“For me there is a lot of joy. I get to bring in a very unique take to most scenes, because the majority of improvisers don’t have common experiences.”
“Read my tumblr.”
“White people are killing it in the UCB system right now.”
“What’s a n*gga gotta do to get on? (ha -i’m playing, but not really)”
“My comedy is not on game.”
“As a person of color, I don’t feel comfortable talking about racial disparity at UCB and that’s sad.”
“Like no one gives a fuck about my experience or how I feel.”
“I can’t play black but I walk into a scene and i’m made black, does that make sense?”

Does UCB have a diversity problem?
“It does have a diversity problem, but not because the UCB’s system has created one.”
“UCB is a product of a society with a diversity problem.”
“Yeah. I’m surprised there hasn’t been more outrage about it.”
“UCB’s efforts at diversity are so transparently bad.”
“Yeah. It shouldn’t be this hard to put POC on teams when there are GOOD POC in the system.”
“Yes. Yes. Yes. A thousand times yes.”
“The problem is UCB doesn’t care about recognizing they have a diversity problem. You can’t change until you recognize the need for change.”
“There’s a black president. Diversity was solved on a national level, UCB has no more work to do.”

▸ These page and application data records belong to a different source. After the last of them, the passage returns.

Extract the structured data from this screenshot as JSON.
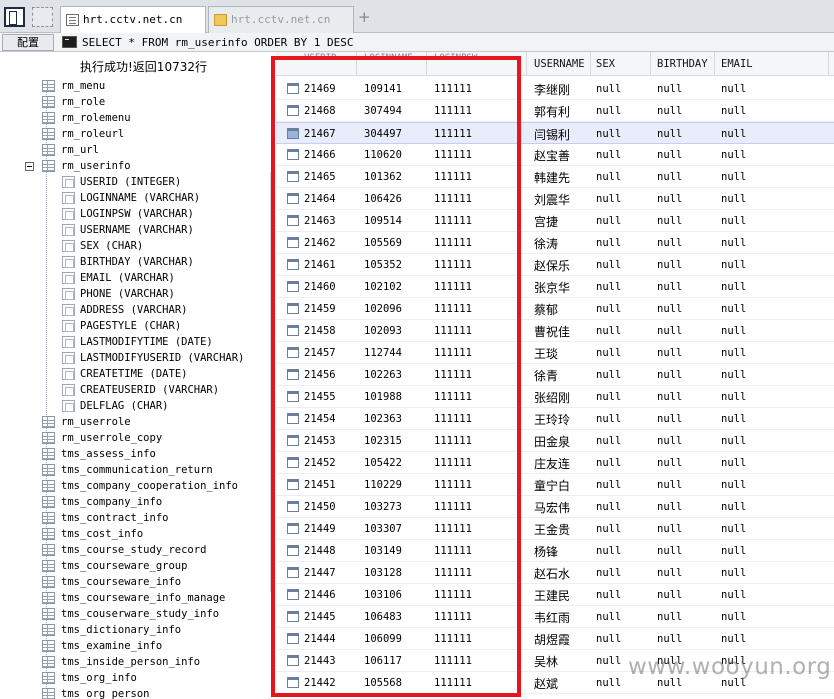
{
  "tabs": [
    {
      "label": "hrt.cctv.net.cn",
      "active": true
    },
    {
      "label": "hrt.cctv.net.cn",
      "active": false
    }
  ],
  "toolbar": {
    "config_label": "配置",
    "sql": "SELECT * FROM rm_userinfo ORDER BY 1 DESC"
  },
  "status": "执行成功!返回10732行",
  "tree": {
    "tables_before": [
      "rm_menu",
      "rm_role",
      "rm_rolemenu",
      "rm_roleurl",
      "rm_url"
    ],
    "expanded_table": "rm_userinfo",
    "columns": [
      "USERID (INTEGER)",
      "LOGINNAME (VARCHAR)",
      "LOGINPSW (VARCHAR)",
      "USERNAME (VARCHAR)",
      "SEX (CHAR)",
      "BIRTHDAY (VARCHAR)",
      "EMAIL (VARCHAR)",
      "PHONE (VARCHAR)",
      "ADDRESS (VARCHAR)",
      "PAGESTYLE (CHAR)",
      "LASTMODIFYTIME (DATE)",
      "LASTMODIFYUSERID (VARCHAR)",
      "CREATETIME (DATE)",
      "CREATEUSERID (VARCHAR)",
      "DELFLAG (CHAR)"
    ],
    "tables_after": [
      "rm_userrole",
      "rm_userrole_copy",
      "tms_assess_info",
      "tms_communication_return",
      "tms_company_cooperation_info",
      "tms_company_info",
      "tms_contract_info",
      "tms_cost_info",
      "tms_course_study_record",
      "tms_courseware_group",
      "tms_courseware_info",
      "tms_courseware_info_manage",
      "tms_couserware_study_info",
      "tms_dictionary_info",
      "tms_examine_info",
      "tms_inside_person_info",
      "tms_org_info",
      "tms_org_person"
    ]
  },
  "grid": {
    "columns": [
      "USERID",
      "LOGINNAME",
      "LOGINPSW",
      "USERNAME",
      "SEX",
      "BIRTHDAY",
      "EMAIL"
    ],
    "selected_row": 2,
    "rows": [
      [
        "21469",
        "109141",
        "111111",
        "李继刚",
        "null",
        "null",
        "null"
      ],
      [
        "21468",
        "307494",
        "111111",
        "郭有利",
        "null",
        "null",
        "null"
      ],
      [
        "21467",
        "304497",
        "111111",
        "闫锡利",
        "null",
        "null",
        "null"
      ],
      [
        "21466",
        "110620",
        "111111",
        "赵宝善",
        "null",
        "null",
        "null"
      ],
      [
        "21465",
        "101362",
        "111111",
        "韩建先",
        "null",
        "null",
        "null"
      ],
      [
        "21464",
        "106426",
        "111111",
        "刘震华",
        "null",
        "null",
        "null"
      ],
      [
        "21463",
        "109514",
        "111111",
        "宫捷",
        "null",
        "null",
        "null"
      ],
      [
        "21462",
        "105569",
        "111111",
        "徐涛",
        "null",
        "null",
        "null"
      ],
      [
        "21461",
        "105352",
        "111111",
        "赵保乐",
        "null",
        "null",
        "null"
      ],
      [
        "21460",
        "102102",
        "111111",
        "张京华",
        "null",
        "null",
        "null"
      ],
      [
        "21459",
        "102096",
        "111111",
        "蔡郁",
        "null",
        "null",
        "null"
      ],
      [
        "21458",
        "102093",
        "111111",
        "曹祝佳",
        "null",
        "null",
        "null"
      ],
      [
        "21457",
        "112744",
        "111111",
        "王琰",
        "null",
        "null",
        "null"
      ],
      [
        "21456",
        "102263",
        "111111",
        "徐青",
        "null",
        "null",
        "null"
      ],
      [
        "21455",
        "101988",
        "111111",
        "张绍刚",
        "null",
        "null",
        "null"
      ],
      [
        "21454",
        "102363",
        "111111",
        "王玲玲",
        "null",
        "null",
        "null"
      ],
      [
        "21453",
        "102315",
        "111111",
        "田金泉",
        "null",
        "null",
        "null"
      ],
      [
        "21452",
        "105422",
        "111111",
        "庄友连",
        "null",
        "null",
        "null"
      ],
      [
        "21451",
        "110229",
        "111111",
        "童宁白",
        "null",
        "null",
        "null"
      ],
      [
        "21450",
        "103273",
        "111111",
        "马宏伟",
        "null",
        "null",
        "null"
      ],
      [
        "21449",
        "103307",
        "111111",
        "王金贵",
        "null",
        "null",
        "null"
      ],
      [
        "21448",
        "103149",
        "111111",
        "杨锋",
        "null",
        "null",
        "null"
      ],
      [
        "21447",
        "103128",
        "111111",
        "赵石水",
        "null",
        "null",
        "null"
      ],
      [
        "21446",
        "103106",
        "111111",
        "王建民",
        "null",
        "null",
        "null"
      ],
      [
        "21445",
        "106483",
        "111111",
        "韦红雨",
        "null",
        "null",
        "null"
      ],
      [
        "21444",
        "106099",
        "111111",
        "胡煜霞",
        "null",
        "null",
        "null"
      ],
      [
        "21443",
        "106117",
        "111111",
        "吴林",
        "null",
        "null",
        "null"
      ],
      [
        "21442",
        "105568",
        "111111",
        "赵斌",
        "null",
        "null",
        "null"
      ]
    ]
  },
  "watermark": "www.wooyun.org",
  "colors": {
    "annotation": "#e8141e",
    "selected_row": "#e8ecfb"
  }
}
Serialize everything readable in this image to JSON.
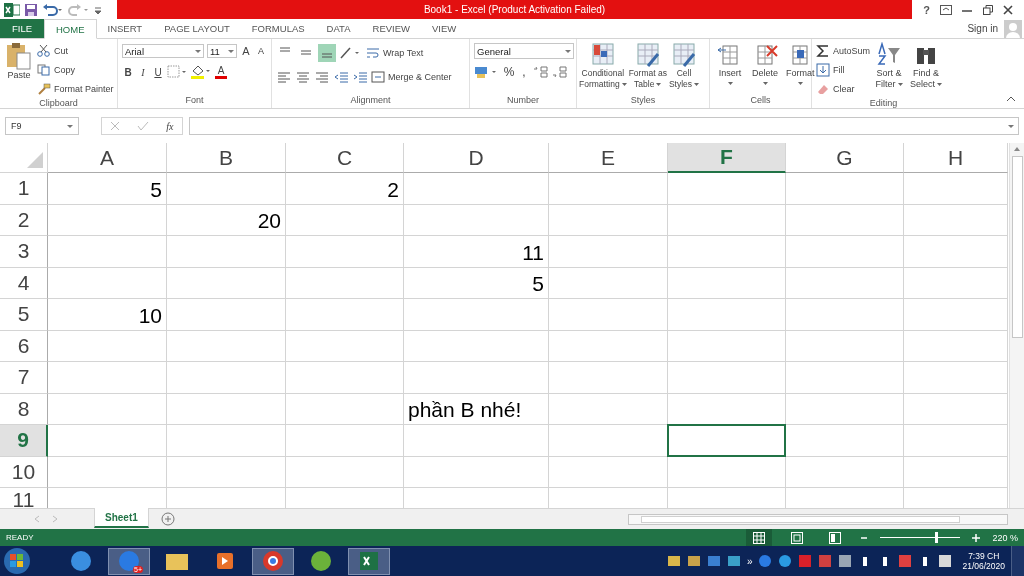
{
  "window": {
    "title": "Book1 -  Excel (Product Activation Failed)",
    "help": "?"
  },
  "tabs": [
    {
      "label": "FILE",
      "kind": "file",
      "selected": false
    },
    {
      "label": "HOME",
      "kind": "tab",
      "selected": true
    },
    {
      "label": "INSERT",
      "kind": "tab",
      "selected": false
    },
    {
      "label": "PAGE LAYOUT",
      "kind": "tab",
      "selected": false
    },
    {
      "label": "FORMULAS",
      "kind": "tab",
      "selected": false
    },
    {
      "label": "DATA",
      "kind": "tab",
      "selected": false
    },
    {
      "label": "REVIEW",
      "kind": "tab",
      "selected": false
    },
    {
      "label": "VIEW",
      "kind": "tab",
      "selected": false
    }
  ],
  "account": {
    "label": "Sign in"
  },
  "ribbon": {
    "groups": [
      {
        "label": "Clipboard",
        "kind": "clipboard",
        "paste": "Paste",
        "items": [
          "Cut",
          "Copy",
          "Format Painter"
        ]
      },
      {
        "label": "Font",
        "kind": "font",
        "font": "Arial",
        "size": "11",
        "size_buttons": [
          "A",
          "A"
        ],
        "styles": [
          "B",
          "I",
          "U"
        ],
        "font_color": "A"
      },
      {
        "label": "Alignment",
        "kind": "alignment",
        "vertical_align": [
          {
            "selected": false
          },
          {
            "selected": false
          },
          {
            "selected": true
          }
        ],
        "items": [
          "Wrap Text",
          "Merge & Center"
        ]
      },
      {
        "label": "Number",
        "kind": "number",
        "format": "General",
        "symbols": [
          "%",
          ","
        ]
      },
      {
        "label": "Styles",
        "kind": "styles",
        "items": [
          {
            "lines": [
              "Conditional",
              "Formatting"
            ]
          },
          {
            "lines": [
              "Format as",
              "Table"
            ]
          },
          {
            "lines": [
              "Cell",
              "Styles"
            ]
          }
        ]
      },
      {
        "label": "Cells",
        "kind": "cells",
        "items": [
          "Insert",
          "Delete",
          "Format"
        ]
      },
      {
        "label": "Editing",
        "kind": "editing",
        "items": [
          "AutoSum",
          "Fill",
          "Clear"
        ],
        "big": [
          {
            "lines": [
              "Sort &",
              "Filter"
            ]
          },
          {
            "lines": [
              "Find &",
              "Select"
            ]
          }
        ]
      }
    ]
  },
  "formula_bar": {
    "name_box": "F9",
    "function": "fx"
  },
  "sheet": {
    "columns": [
      {
        "label": "A",
        "selected": false
      },
      {
        "label": "B",
        "selected": false
      },
      {
        "label": "C",
        "selected": false
      },
      {
        "label": "D",
        "selected": false
      },
      {
        "label": "E",
        "selected": false
      },
      {
        "label": "F",
        "selected": true
      },
      {
        "label": "G",
        "selected": false
      },
      {
        "label": "H",
        "selected": false
      }
    ],
    "rows": [
      {
        "label": "1",
        "selected": false,
        "cells": [
          {
            "text": "5",
            "kind": "number"
          },
          null,
          {
            "text": "2",
            "kind": "number"
          },
          null,
          null,
          null,
          null,
          null
        ]
      },
      {
        "label": "2",
        "selected": false,
        "cells": [
          null,
          {
            "text": "20",
            "kind": "number"
          },
          null,
          null,
          null,
          null,
          null,
          null
        ]
      },
      {
        "label": "3",
        "selected": false,
        "cells": [
          null,
          null,
          null,
          {
            "text": "11",
            "kind": "number"
          },
          null,
          null,
          null,
          null
        ]
      },
      {
        "label": "4",
        "selected": false,
        "cells": [
          null,
          null,
          null,
          {
            "text": "5",
            "kind": "number"
          },
          null,
          null,
          null,
          null
        ]
      },
      {
        "label": "5",
        "selected": false,
        "cells": [
          {
            "text": "10",
            "kind": "number"
          },
          null,
          null,
          null,
          null,
          null,
          null,
          null
        ]
      },
      {
        "label": "6",
        "selected": false,
        "cells": [
          null,
          null,
          null,
          null,
          null,
          null,
          null,
          null
        ]
      },
      {
        "label": "7",
        "selected": false,
        "cells": [
          null,
          null,
          null,
          null,
          null,
          null,
          null,
          null
        ]
      },
      {
        "label": "8",
        "selected": false,
        "cells": [
          null,
          null,
          null,
          {
            "text": "phần B nhé!",
            "kind": "text"
          },
          null,
          null,
          null,
          null
        ]
      },
      {
        "label": "9",
        "selected": true,
        "cells": [
          null,
          null,
          null,
          null,
          null,
          null,
          null,
          null
        ]
      },
      {
        "label": "10",
        "selected": false,
        "cells": [
          null,
          null,
          null,
          null,
          null,
          null,
          null,
          null
        ]
      },
      {
        "label": "11",
        "selected": false,
        "cells": [
          null,
          null,
          null,
          null,
          null,
          null,
          null,
          null
        ]
      }
    ]
  },
  "sheet_tabs": [
    {
      "label": "Sheet1",
      "selected": true
    }
  ],
  "status_bar": {
    "status": "READY",
    "views": [
      {
        "kind": "normal",
        "selected": true
      },
      {
        "kind": "page-layout",
        "selected": false
      },
      {
        "kind": "page-break",
        "selected": false
      }
    ],
    "zoom": {
      "level": 0.7,
      "reading": "220 %"
    }
  },
  "taskbar": {
    "apps": [
      {
        "kind": "ie",
        "selected": false
      },
      {
        "kind": "zalo",
        "selected": true,
        "badge": "5+"
      },
      {
        "kind": "folder",
        "selected": false
      },
      {
        "kind": "media",
        "selected": false
      },
      {
        "kind": "chrome",
        "selected": true
      },
      {
        "kind": "coccoc",
        "selected": false
      },
      {
        "kind": "excel",
        "selected": true
      }
    ],
    "tray": [
      {
        "kind": "folder"
      },
      {
        "kind": "contacts"
      },
      {
        "kind": "computer"
      },
      {
        "kind": "network"
      }
    ],
    "overflow": "»",
    "tray2": [
      {
        "kind": "zalo"
      },
      {
        "kind": "link"
      },
      {
        "kind": "red"
      },
      {
        "kind": "v"
      },
      {
        "kind": "usb"
      },
      {
        "kind": "speaker"
      },
      {
        "kind": "signal"
      },
      {
        "kind": "flag"
      },
      {
        "kind": "battery"
      },
      {
        "kind": "close"
      }
    ],
    "time": "7:39 CH",
    "date": "21/06/2020"
  }
}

I doubt anybody of merit (read: the actual members of the Upright Citizens Brigade) will read this but they should. They should know what’s going on and how people feel. I will say anyone who knows me, knows me as a “company person.” I have bled UCB through and through. I have sat through countless back to back harold nights, cabbed between theaters because the F train was fucked and met some of the funniest and most talented people I will ever meet in my life. But today I resign that distinction. I’m no longer a company person, i’m a free agent. Until UCB makes a concerted effort to truly embrace diversity on its stage and elsewhere within its ranks, it doesn’t need my support. My advice to other POC looking to take improv classes — go somewhere else. I’m hearing incredible stuff about Annoyance lately. Why pay $400 at a school and in a system which doesn’t value you? Furthermore, make your own shit. If you’ve taken 4 classes at UCB — you probably understand comedic premise. You’ve met collaborators. Create your own content and be your own brand of funny. In the last six months, I focused exclusively on stand-up and creating my own content and it’s working. UCB will always be there to take credit though.

*On 9/23 a performer who identifies as a POC and was not previously recognized requested to be identified as such. The percentage remains unchanged.